  6. The Atty. Gen. may bring an action for civil penalties as well as a district attorney, County Counsel, and city attorneys.
  7. The statute does not preempt any rights afforded under the California Fair Employment and Housing Act, the Unruh Civil Rights Act, or the Disabled Persons Act.
  8. Emotional support animal means an animal that provides emotional, cognitive, or other similar support to an individual with a disability, and that does not need to be trained or certified.
  9. Emotional support dog means a dog providing emotional, cognitive, or other similar support to an individual with a disability, and that does not need to be trained or certified.
  10. Guide, signal, or service dog references back to specific California statutory provisions in the Penal Code and in the Civil Code.

II

Thoughts/Takeaways

 

  1. I have to confess that much of the statute doesn’t make a lot of sense to me.
  2. “Shall,” can have up to seven different meanings, which is why the word appears in quotes in this blog entry. Commonly, it has up to four different meanings. For example, if your child says “I shall clean up my room,” what does that mean in terms of timeframe? As we all know, it may mean immediately, soon, not so soon, or never.

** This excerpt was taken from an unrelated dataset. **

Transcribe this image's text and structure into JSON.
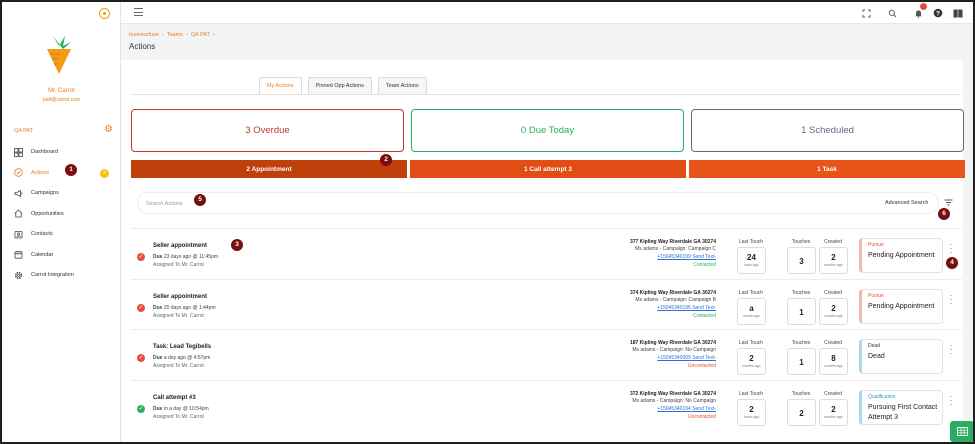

So, we are left with the question of whether “shall,” is mandatory or whether it just means maybe maybe not.
  3. California has a misdemeanor statute for people who knowingly and fraudulently represent their animal as a service animal, which is not the case in all other states in the country.
  4. A dog by existing is an emotional support animal. Therefore, a real question arises whether everyone selling a dog in California must provide the notice described in the statute.
  5. I realize that California has specific meaning for guide, signal, or service dog. Keep in mind, that the ADA doesn’t break it down that way. The animal is a service animal or not. Under the ADA, as we discussed here, a service animal must be a dog, though miniature horses get similar treatment after a balancing test is applied. Also, the Fair Housing Act circular has its own set of rules, discussed here. Whether that circular is at all persuasive to the courts is another question per this blog entry because the circular is not based upon any regulation or even any statutory provision.
  6. With respect to the healthcare provider, the statute says that the healthcare provider must be licensed to provide professional services within the scope of the license and in the jurisdiction in which the documentation is provided. I don’t have a problem with understanding what is the scope of the license. However, what does “in the jurisdiction in which the documentation is provided,” mean? Are we talking at the state level or are we talking at some level below that? It just isn’t clear.
  7. It can be somewhat problematic that a client-provider relationship must be in place 30 days before submitting any documentation of the need for an emotional support dog. What if a person who needs an emotional support animal has just moved to the state? They can’t use an out-of-state provider per the statute. So, are they supposed to go without their emotional support animal for 30 days until they can find a healthcare practitioner to meet with them and recognize that they need an emotional support animal?
  8. A healthcare practitioner that does not follow the statutory provisions of this law is subject to discipline by their licensing board.
  9. Civil penalties are in order for violations of the statute.
  10. Emotional support animals and emotional support dogs are not certified. Why the language of certification appears in the definition of emotional support animal and emotional support dog in this statute is hard to figure out.
  11. The written notice must be in 12 point bold type, but nothing is said about making the notice accessible to a person with a visual impairment. So, don’t forget about the ADA.
  12. The statute has all kinds of problems. I prefer the Illinois statute on the subject, which we discussed here.
  13. I am not a California licensed attorney. Be sure to get such an individual at this law has all kinds of questions arising from it.